Nicholas Alexander’s Mud Pie is certainly a short film for those who enjoy the stranger side of 80s horror, and it’s certainly not for those who are squeamish. It tracks the character of Bill as he arrives home to encounter a delicious-looking mud pie on his table, as Bill begins to tuck into his pudding he quickly realises that this isn’t a normal cake. Alexander’s film capture the weird and wonderful essence of movies like Tetsuo: The Iron Man & John Carpenter’s The Thing with its nostalgia-soaked blend of sci-fi body horror. Twelve Cabins spoke with Alexander about the inspiration behind his short, and the challenges of working with live worms.
This film is totally disgusting in the best way! How did you come up with the idea for it?
The idea for Mud Pie came from anthology stories like Twilight Zone and SCP type monsters. The original idea of Mud Pie was about a guy addicted to cigarettes and trying to quit, but everywhere he went, everything he ate, and everything he drank he always saw cigarettes; however, I changed it to make it more like a 70s/80s psychological body horror movie, especially, with adding the idea of the worms becoming what they kill similar to how the Thing in The Thing and the T-1000 from Terminator 2: Judgment Day.
I never thought I’d be asking anyone this but could you walk us through the process of handling all the worms? How did you obtain them and what challenges did they create for you when shooting?
My Producers and I obtained the worms by doing research on different types to find the look and feel for the film. The worms came a few after days after I ordered them on Amazon, I then got compost and cared for the worms throughout shooting through research. The challenges faced when shooting the worms, especially the many worms like at the end, was that they would move in different directions and not wiggle in place like I was hoping; so, we would adjust and adapt ourselves to how the worms would move and react to get the shots we needed with them.
How did Landon find working with them?
I’m pretty sure he wasn’t a big fan of them when he took them out of his mouth or when they were on his face and body, but Landon was a champ working with the worms, especially more than me, because he likes to fish and is comfortable with worms. Also, he understood how we would shoot he worm sequences, as well as, quickly adapted to change when the worms wouldn’t stay situated during certain shots.
What inspired your decision to shoot the film 4:3?
The decision to shoot in 4:3 was inspired by older horror films, especially from the 70s and 80s. Also, the 4:3 gave it a claustrophobic feel that made Landon’s character seem more trapped and unable to escape his fate.
You mentioned 70s and 80s body horror as influence, I was definitely getting some Tetsuo: The Iron Man vibes from Mud Pie. I think it was that mix of obscene body horror and the enclosed 4:3 frame, were there any particular body horror films that you visuallydrew influence from?
There were many influences for Mud Pie from Directors such as Carpenter, Cronenberg, and Kubrick; however, the horror movie that influenced Mud Pie the most was John Carpenter’s The Thing, as well as, The Twilight Zone original TV show.
What attracts you to making horror films like Mud Pie?
What attracts me to making horror films are the amount of stories one can tell, each with different themes and ideas, where each one can scare, disgust, and horrify you in different ways that keep you at the edge of your seat.
What’re you working on now?
Currently, I’m working on an Alien Sci-Fi Psychological Horror Short Film called Beyond The Skies.

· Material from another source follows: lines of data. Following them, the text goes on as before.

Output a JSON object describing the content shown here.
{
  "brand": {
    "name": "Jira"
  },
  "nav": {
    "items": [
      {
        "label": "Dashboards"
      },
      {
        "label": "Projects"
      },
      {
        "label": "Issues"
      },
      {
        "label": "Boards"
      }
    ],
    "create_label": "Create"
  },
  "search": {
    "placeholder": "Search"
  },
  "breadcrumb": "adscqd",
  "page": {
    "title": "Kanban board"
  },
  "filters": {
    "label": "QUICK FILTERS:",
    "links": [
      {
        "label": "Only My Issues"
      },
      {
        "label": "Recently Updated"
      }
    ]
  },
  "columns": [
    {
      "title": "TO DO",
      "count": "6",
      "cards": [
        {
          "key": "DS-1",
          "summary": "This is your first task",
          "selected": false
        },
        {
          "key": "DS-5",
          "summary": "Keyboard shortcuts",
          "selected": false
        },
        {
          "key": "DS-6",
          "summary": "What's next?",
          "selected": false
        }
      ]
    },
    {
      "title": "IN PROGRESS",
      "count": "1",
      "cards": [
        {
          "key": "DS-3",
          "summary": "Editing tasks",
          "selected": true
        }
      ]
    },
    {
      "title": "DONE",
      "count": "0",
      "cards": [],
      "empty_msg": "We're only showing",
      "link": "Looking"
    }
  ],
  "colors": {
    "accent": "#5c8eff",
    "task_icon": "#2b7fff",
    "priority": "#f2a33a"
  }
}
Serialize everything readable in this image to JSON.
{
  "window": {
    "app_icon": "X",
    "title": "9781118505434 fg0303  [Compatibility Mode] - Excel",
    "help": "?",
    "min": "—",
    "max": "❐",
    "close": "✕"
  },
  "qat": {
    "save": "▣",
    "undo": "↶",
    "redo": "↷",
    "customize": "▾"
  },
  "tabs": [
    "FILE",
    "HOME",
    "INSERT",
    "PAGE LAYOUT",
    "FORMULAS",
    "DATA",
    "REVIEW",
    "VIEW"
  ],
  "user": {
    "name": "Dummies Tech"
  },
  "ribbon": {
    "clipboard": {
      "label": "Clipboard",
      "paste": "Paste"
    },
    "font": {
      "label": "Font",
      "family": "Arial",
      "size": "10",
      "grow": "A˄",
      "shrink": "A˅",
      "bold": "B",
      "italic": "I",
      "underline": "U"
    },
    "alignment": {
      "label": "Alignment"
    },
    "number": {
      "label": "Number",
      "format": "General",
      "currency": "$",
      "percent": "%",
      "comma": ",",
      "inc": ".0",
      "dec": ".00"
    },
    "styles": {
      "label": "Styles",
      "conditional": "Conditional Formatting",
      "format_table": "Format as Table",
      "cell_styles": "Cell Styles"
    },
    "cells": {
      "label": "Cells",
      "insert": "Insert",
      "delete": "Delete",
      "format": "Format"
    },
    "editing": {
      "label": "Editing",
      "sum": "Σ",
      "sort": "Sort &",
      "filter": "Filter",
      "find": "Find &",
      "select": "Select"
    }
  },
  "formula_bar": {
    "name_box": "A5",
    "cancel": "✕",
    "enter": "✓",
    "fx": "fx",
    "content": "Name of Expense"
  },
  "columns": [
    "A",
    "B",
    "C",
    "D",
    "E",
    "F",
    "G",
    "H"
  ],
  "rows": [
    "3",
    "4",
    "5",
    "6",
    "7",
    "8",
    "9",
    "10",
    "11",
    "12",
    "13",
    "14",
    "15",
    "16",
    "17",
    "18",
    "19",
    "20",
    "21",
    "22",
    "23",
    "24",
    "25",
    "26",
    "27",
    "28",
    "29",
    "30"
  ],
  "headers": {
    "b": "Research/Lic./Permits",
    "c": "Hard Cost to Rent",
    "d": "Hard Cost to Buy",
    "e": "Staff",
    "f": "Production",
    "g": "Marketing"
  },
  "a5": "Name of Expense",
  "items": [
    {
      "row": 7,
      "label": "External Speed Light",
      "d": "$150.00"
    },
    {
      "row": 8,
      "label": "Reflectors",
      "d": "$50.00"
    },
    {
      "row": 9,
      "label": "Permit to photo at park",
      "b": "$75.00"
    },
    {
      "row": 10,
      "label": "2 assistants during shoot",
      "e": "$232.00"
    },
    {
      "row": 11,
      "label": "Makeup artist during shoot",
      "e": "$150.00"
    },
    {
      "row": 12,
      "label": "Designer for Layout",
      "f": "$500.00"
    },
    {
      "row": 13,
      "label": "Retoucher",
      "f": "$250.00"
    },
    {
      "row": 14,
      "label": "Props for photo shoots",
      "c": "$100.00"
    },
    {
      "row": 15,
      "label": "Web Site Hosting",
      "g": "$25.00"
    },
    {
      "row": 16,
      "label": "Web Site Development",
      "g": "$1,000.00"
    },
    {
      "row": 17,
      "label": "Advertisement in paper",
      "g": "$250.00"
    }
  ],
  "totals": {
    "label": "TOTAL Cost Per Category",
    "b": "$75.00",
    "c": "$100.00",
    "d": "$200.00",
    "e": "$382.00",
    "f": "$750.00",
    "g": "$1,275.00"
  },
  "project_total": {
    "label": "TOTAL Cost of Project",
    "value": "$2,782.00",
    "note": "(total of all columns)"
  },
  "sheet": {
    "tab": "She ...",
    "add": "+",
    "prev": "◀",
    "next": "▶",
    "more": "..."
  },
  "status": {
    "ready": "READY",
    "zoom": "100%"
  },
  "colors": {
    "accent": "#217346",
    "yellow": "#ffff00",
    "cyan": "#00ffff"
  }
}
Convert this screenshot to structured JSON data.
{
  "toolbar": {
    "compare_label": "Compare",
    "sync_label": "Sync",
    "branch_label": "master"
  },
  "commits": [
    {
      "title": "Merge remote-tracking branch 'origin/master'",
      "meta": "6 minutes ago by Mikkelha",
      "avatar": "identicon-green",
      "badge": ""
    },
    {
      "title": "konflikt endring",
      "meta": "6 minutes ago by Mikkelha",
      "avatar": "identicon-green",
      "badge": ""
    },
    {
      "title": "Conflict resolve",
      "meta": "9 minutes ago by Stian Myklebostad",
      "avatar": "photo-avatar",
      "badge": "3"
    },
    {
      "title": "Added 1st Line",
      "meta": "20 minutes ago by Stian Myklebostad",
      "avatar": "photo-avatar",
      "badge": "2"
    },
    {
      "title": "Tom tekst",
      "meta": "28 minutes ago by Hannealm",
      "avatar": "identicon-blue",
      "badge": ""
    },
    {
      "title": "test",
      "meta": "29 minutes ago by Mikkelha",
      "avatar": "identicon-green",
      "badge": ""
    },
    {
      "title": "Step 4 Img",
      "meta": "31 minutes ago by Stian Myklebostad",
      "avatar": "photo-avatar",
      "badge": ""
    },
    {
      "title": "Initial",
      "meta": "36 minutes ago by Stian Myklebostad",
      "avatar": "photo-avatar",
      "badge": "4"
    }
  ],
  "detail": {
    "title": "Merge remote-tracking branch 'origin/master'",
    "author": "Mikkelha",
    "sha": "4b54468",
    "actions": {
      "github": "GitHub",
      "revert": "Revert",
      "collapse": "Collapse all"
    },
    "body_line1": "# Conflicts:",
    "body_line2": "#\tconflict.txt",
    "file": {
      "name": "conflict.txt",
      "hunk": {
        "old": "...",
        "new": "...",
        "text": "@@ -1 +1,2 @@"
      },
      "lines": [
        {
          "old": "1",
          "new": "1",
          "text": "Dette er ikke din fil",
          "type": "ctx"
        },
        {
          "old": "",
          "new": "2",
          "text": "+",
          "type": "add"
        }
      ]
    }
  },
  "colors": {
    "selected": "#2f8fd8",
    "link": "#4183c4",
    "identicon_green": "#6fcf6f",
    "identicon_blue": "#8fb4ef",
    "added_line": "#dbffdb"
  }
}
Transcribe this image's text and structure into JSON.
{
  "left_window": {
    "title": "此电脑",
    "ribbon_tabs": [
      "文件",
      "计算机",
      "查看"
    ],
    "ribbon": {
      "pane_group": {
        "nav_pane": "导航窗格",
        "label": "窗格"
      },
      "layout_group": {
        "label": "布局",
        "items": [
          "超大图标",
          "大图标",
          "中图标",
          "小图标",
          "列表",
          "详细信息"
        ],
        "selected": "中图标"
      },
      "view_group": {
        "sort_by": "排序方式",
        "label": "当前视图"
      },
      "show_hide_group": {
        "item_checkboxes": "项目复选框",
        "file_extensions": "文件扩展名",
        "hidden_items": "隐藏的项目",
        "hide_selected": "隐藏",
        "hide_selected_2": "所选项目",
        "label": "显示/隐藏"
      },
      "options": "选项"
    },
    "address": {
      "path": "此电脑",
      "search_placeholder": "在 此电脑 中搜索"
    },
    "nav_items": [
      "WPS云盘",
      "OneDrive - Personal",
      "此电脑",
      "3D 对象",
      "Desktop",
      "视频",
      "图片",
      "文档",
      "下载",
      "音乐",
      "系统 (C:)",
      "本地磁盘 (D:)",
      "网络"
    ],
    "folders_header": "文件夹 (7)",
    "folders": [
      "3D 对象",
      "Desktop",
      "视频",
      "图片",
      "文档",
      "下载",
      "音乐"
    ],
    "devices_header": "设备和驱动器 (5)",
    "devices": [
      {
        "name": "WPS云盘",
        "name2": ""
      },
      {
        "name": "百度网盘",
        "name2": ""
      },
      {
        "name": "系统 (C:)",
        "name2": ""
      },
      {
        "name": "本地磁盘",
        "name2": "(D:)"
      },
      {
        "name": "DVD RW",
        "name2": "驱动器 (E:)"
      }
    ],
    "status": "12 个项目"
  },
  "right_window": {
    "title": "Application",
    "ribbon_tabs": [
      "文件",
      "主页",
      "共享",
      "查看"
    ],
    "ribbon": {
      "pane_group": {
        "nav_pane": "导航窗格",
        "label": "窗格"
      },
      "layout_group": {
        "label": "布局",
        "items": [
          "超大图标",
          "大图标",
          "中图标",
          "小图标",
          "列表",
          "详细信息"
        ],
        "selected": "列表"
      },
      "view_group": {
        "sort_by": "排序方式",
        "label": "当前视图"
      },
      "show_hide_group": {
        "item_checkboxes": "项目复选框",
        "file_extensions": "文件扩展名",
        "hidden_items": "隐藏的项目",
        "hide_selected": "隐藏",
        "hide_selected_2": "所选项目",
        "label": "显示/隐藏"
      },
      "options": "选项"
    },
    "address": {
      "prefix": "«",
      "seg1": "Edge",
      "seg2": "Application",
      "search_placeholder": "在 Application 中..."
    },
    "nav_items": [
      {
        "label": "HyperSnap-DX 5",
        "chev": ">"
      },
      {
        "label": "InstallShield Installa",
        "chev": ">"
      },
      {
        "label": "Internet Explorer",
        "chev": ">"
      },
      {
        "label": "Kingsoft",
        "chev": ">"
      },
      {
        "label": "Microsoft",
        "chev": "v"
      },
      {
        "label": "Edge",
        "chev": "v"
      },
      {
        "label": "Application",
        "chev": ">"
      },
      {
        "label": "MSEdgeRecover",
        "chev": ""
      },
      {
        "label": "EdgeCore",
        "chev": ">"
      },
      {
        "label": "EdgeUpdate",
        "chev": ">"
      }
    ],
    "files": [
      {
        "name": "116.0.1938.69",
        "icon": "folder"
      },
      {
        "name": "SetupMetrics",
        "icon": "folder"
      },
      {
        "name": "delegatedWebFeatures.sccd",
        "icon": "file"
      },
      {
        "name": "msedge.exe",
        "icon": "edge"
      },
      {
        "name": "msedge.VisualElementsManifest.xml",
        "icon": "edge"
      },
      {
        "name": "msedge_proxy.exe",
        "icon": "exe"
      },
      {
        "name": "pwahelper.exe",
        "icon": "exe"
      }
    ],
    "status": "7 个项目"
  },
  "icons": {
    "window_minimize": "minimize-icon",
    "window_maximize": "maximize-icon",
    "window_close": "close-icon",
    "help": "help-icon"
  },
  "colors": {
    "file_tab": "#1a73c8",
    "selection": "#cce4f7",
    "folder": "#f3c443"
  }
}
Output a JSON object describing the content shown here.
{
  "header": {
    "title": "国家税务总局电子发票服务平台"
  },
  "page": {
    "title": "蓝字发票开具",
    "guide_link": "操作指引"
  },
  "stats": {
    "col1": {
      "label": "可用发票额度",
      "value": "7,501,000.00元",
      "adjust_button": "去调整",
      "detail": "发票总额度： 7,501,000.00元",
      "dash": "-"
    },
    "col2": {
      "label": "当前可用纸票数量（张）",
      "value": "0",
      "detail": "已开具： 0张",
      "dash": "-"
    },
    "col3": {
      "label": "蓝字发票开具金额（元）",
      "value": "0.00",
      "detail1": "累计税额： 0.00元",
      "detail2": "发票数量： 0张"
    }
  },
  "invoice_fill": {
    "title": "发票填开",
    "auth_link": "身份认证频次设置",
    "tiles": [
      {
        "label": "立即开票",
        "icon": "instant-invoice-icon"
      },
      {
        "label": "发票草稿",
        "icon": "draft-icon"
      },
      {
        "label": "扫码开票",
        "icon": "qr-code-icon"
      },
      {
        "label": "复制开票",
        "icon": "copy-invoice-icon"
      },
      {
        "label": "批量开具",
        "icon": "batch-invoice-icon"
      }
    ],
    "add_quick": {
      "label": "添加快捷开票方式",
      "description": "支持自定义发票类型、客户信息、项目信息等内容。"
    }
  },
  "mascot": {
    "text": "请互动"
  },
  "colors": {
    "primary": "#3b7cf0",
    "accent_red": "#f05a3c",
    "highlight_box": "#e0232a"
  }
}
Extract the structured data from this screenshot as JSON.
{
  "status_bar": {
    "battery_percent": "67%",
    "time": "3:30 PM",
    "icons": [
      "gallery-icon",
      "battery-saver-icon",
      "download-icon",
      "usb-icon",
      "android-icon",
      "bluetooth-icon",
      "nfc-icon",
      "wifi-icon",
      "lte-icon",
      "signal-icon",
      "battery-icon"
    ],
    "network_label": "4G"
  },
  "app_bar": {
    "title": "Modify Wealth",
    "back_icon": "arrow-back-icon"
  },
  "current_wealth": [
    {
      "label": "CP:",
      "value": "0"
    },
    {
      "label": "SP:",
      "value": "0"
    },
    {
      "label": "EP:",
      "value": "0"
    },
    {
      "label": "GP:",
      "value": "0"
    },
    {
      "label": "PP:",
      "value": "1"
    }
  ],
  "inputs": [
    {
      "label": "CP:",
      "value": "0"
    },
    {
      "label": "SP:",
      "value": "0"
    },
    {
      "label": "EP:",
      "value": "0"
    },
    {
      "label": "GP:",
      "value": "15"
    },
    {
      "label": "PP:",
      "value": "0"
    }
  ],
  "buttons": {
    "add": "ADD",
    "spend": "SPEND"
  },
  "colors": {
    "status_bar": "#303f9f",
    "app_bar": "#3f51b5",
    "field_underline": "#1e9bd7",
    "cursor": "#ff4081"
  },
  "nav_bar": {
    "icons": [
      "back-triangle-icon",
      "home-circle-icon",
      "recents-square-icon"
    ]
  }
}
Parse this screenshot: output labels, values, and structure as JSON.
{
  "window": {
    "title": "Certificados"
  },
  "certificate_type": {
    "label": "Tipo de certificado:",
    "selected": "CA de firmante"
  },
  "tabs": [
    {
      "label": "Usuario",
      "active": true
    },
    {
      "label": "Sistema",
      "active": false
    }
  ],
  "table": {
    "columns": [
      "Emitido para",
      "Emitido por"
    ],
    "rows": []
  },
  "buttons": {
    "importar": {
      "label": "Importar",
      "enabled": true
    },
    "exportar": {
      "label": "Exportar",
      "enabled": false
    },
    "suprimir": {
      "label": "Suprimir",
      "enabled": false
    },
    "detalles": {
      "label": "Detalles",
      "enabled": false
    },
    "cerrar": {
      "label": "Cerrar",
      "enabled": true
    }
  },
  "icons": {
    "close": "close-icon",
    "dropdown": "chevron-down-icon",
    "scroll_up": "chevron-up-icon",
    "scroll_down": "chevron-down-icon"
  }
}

This will be my most exciting and challenging short film yet to make, and I can’t wait for people to see it!